*Saved entries:*
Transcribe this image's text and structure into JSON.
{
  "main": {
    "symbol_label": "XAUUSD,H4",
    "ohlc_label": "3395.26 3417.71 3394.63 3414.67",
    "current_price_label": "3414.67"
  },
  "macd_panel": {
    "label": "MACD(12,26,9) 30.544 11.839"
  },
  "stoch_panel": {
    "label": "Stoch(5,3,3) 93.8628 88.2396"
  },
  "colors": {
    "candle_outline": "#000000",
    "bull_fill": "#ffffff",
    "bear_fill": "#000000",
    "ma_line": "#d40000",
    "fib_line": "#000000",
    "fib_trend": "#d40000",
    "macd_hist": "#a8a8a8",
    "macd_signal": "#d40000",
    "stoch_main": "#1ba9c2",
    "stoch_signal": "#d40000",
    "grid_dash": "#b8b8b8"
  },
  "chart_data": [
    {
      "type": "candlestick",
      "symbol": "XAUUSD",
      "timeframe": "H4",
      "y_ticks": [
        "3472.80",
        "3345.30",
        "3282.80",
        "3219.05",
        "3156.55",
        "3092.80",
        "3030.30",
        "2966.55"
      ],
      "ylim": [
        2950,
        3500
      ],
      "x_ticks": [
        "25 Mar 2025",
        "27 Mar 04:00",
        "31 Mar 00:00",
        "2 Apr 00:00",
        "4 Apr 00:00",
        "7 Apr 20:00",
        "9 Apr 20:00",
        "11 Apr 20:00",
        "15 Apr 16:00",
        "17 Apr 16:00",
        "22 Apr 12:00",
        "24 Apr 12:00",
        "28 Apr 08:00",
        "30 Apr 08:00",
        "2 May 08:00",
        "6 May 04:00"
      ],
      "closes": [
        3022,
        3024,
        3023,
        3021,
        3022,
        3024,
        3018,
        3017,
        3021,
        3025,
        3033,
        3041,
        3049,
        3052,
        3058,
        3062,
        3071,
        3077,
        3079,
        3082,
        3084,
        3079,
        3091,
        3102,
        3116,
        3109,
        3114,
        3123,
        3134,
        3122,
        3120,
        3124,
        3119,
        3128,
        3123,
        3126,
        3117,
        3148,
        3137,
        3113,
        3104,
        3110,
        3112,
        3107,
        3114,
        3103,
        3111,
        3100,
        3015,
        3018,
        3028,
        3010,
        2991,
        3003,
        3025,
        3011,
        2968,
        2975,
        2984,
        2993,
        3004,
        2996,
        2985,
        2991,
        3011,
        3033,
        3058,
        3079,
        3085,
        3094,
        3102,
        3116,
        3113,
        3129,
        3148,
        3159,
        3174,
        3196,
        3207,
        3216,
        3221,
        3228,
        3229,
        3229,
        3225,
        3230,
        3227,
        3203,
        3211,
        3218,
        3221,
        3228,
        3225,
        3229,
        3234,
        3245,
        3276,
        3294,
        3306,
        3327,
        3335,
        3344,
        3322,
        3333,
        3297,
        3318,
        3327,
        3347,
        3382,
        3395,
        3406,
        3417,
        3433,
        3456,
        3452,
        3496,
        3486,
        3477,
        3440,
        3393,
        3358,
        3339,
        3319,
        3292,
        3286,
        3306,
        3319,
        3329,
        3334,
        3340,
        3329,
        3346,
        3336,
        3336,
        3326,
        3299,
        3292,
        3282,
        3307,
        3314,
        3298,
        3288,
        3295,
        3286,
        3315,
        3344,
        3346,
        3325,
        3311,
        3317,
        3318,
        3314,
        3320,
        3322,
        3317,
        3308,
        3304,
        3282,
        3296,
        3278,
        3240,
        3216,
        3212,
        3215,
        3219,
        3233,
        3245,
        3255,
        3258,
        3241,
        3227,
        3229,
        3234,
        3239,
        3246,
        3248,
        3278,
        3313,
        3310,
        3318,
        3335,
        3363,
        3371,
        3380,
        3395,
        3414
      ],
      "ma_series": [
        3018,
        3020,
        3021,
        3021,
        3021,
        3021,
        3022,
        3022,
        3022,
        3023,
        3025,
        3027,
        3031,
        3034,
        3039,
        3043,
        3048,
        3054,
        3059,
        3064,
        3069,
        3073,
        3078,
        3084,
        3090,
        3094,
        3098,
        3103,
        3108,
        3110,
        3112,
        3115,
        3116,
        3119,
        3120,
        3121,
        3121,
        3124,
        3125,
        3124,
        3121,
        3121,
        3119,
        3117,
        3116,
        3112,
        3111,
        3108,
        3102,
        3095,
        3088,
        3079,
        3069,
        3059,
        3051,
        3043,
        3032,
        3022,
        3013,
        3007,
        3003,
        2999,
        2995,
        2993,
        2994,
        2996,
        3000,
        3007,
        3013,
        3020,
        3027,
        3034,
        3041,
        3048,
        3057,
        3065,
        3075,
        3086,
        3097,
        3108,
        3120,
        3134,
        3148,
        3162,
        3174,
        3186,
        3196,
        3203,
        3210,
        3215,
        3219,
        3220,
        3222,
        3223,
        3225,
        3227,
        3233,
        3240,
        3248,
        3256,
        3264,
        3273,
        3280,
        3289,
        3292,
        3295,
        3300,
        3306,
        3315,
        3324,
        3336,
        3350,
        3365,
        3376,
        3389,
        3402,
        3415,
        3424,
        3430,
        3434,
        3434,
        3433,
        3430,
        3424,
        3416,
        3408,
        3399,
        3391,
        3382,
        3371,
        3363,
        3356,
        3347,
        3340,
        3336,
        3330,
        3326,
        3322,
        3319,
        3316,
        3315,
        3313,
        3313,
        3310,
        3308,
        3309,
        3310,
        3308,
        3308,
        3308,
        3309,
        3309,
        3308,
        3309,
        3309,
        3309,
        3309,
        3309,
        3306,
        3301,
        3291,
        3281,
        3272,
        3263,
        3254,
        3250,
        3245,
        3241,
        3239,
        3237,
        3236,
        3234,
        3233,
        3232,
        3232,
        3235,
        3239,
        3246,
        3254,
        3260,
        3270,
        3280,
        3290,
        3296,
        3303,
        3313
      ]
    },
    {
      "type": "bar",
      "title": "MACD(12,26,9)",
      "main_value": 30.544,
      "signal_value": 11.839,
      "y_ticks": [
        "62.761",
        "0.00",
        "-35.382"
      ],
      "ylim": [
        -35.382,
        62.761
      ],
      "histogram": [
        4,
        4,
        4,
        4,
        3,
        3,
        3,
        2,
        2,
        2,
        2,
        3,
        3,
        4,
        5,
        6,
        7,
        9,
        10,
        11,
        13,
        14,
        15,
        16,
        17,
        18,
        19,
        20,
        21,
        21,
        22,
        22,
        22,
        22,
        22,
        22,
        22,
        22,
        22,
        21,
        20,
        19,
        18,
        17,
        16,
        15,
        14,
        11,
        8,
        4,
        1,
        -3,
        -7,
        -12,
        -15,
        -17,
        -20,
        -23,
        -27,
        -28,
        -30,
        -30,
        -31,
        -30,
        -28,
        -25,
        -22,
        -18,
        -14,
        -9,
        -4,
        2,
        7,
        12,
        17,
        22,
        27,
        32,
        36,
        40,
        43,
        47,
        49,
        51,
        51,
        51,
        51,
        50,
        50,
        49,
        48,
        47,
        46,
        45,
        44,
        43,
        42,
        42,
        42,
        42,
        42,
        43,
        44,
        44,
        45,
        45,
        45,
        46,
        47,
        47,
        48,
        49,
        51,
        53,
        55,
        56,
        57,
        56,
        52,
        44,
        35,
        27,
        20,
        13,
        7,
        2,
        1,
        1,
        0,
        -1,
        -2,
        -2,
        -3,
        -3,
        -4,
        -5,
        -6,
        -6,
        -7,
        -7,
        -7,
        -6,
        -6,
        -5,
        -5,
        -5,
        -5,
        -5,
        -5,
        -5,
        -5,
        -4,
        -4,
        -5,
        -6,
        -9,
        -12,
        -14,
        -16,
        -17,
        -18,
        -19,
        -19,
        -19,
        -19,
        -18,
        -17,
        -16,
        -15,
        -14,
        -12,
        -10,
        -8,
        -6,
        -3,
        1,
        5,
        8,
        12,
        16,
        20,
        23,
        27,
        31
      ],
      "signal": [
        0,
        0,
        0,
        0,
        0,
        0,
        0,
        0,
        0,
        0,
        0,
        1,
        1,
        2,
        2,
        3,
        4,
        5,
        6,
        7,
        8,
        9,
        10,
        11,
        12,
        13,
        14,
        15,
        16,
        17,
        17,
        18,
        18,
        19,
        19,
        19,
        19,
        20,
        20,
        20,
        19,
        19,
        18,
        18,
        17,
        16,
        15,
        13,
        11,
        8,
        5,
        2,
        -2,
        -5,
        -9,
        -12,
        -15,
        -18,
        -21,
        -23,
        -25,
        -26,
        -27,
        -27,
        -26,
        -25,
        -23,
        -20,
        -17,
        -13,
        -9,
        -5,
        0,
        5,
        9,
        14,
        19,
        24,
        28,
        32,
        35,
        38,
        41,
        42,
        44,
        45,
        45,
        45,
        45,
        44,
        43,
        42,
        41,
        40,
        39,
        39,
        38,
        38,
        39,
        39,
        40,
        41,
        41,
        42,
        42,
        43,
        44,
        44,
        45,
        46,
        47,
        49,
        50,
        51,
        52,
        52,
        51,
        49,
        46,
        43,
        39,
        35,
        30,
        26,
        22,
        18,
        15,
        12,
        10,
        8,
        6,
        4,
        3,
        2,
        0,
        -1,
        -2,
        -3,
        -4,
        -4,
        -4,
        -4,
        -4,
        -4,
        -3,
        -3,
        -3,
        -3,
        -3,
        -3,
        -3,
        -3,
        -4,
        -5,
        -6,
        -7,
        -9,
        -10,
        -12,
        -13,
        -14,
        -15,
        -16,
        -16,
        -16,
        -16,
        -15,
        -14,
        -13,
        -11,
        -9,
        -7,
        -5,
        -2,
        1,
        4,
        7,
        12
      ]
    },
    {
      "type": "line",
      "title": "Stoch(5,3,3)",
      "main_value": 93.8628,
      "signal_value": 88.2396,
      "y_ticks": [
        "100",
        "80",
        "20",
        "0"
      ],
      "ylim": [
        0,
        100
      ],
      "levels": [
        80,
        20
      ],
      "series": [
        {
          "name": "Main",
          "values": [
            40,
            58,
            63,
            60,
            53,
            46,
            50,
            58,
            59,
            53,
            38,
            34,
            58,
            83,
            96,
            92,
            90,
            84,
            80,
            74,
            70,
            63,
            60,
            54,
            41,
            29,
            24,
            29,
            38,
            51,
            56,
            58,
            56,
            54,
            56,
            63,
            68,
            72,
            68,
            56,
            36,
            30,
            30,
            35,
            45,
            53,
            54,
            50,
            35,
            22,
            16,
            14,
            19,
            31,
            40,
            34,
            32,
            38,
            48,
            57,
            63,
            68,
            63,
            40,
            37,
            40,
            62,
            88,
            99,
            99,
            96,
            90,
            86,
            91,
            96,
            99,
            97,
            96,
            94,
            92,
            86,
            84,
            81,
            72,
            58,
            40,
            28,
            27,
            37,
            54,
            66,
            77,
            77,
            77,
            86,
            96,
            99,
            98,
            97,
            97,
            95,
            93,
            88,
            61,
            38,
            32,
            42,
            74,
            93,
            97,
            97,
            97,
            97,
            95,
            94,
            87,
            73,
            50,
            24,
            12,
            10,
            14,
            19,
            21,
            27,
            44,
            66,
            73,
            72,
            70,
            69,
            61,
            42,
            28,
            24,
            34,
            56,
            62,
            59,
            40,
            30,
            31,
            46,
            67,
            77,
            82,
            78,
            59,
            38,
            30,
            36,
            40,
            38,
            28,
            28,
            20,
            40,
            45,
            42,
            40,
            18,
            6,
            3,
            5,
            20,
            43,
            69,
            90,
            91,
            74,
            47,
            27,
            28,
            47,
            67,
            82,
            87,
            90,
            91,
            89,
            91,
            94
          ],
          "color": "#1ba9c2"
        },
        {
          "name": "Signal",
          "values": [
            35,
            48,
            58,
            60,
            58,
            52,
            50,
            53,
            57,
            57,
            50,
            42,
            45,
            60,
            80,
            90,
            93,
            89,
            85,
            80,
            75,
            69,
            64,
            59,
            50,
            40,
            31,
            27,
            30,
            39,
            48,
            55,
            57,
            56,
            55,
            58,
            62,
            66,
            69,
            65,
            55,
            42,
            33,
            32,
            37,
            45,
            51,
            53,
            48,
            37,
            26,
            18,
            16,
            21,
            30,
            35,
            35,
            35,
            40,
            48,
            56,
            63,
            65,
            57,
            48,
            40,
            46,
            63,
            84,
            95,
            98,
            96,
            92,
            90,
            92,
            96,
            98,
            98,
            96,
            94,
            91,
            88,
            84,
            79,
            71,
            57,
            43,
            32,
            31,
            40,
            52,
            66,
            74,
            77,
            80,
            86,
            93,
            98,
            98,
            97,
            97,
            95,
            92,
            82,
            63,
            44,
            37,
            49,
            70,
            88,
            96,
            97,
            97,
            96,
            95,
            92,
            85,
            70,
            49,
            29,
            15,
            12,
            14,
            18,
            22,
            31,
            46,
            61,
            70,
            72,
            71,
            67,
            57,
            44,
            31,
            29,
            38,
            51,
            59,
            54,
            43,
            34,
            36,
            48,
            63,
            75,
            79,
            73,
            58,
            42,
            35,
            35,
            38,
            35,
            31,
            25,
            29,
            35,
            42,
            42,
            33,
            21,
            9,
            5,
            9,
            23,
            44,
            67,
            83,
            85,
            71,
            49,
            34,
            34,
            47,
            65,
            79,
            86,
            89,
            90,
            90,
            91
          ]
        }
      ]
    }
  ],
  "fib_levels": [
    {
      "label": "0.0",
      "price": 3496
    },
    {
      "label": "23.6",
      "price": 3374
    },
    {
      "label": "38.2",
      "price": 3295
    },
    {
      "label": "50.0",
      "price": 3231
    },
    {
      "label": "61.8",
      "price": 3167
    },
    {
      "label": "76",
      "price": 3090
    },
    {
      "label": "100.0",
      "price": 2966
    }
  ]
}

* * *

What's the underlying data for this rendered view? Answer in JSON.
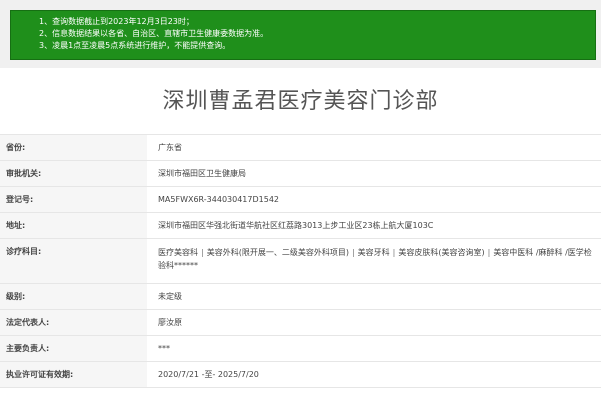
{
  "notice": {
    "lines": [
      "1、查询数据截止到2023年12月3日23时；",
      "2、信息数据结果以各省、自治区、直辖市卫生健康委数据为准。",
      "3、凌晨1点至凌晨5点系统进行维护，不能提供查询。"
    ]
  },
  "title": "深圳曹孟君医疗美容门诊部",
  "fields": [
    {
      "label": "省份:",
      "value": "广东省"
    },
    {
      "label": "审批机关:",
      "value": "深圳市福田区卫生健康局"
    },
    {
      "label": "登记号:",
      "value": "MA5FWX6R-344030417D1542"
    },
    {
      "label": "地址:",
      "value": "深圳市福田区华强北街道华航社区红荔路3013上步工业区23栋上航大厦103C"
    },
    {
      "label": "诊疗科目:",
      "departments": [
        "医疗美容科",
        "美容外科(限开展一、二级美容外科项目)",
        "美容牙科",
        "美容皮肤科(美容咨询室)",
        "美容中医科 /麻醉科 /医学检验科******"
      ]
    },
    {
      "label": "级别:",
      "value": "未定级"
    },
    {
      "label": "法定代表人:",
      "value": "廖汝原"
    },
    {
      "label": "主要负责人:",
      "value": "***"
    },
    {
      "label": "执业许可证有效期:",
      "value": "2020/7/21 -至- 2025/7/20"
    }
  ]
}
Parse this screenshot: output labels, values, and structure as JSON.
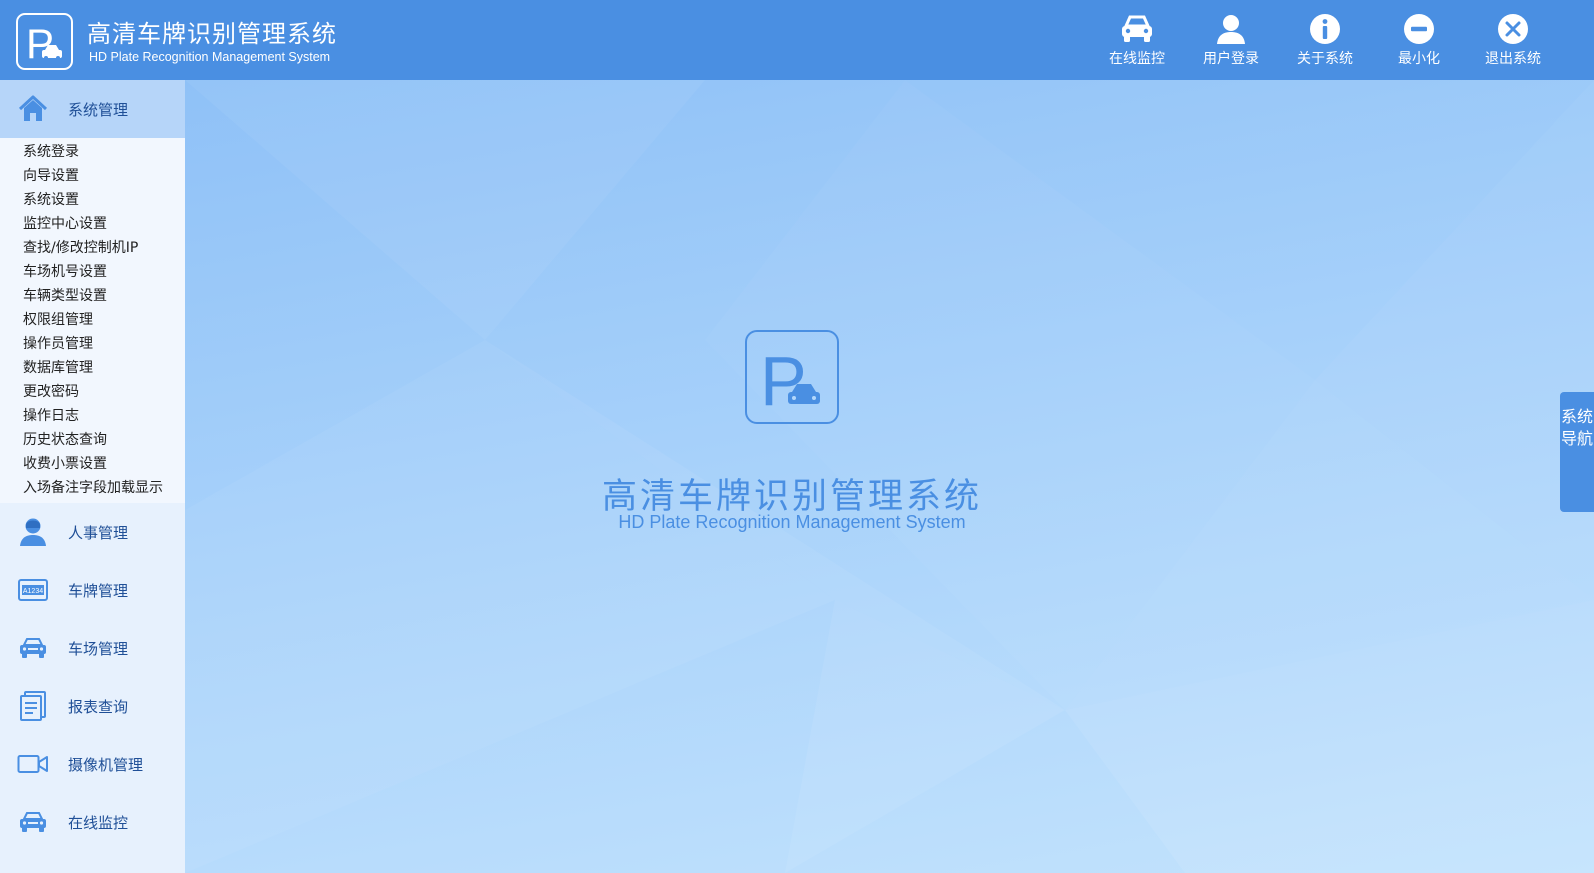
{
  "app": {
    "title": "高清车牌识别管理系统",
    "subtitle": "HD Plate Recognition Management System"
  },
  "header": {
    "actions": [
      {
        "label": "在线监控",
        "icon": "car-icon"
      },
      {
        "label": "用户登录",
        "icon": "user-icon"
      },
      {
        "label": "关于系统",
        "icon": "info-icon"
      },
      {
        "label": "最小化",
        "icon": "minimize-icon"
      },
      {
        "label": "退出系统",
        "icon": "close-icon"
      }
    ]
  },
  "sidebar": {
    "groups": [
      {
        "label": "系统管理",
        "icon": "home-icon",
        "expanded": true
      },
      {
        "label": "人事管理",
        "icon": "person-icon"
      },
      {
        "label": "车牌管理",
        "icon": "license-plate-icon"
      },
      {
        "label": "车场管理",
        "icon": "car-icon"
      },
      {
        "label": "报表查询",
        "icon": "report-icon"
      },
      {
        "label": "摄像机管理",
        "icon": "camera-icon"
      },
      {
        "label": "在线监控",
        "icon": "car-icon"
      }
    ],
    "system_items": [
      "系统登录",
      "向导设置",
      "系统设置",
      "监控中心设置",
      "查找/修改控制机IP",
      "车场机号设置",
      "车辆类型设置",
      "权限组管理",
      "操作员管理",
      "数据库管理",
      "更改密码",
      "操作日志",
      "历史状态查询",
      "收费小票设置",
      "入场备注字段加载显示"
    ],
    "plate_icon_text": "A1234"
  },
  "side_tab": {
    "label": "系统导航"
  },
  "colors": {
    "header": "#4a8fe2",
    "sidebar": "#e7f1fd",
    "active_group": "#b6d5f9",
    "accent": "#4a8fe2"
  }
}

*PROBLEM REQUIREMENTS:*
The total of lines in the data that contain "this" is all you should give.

*COMPLETED EXERCISE:*
3